Material for this task ->
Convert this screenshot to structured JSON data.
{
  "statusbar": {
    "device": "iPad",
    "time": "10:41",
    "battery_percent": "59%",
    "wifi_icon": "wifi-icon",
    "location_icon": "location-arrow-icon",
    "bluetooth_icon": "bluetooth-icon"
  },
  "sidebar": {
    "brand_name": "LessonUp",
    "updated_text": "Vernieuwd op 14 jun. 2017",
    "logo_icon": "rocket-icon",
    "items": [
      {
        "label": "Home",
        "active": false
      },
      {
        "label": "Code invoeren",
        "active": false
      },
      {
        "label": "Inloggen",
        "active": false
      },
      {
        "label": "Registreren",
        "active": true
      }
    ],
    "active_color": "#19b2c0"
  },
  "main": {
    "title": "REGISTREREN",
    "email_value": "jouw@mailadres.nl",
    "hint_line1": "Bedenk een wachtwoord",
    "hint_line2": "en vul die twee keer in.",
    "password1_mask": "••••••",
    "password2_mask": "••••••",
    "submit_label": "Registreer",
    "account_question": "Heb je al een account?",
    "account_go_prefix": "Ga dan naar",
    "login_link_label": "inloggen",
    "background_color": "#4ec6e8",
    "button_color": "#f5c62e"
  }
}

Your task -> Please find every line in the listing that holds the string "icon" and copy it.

Answer section ->
    "wifi_icon": "wifi-icon",
    "location_icon": "location-arrow-icon",
    "bluetooth_icon": "bluetooth-icon"
    "logo_icon": "rocket-icon",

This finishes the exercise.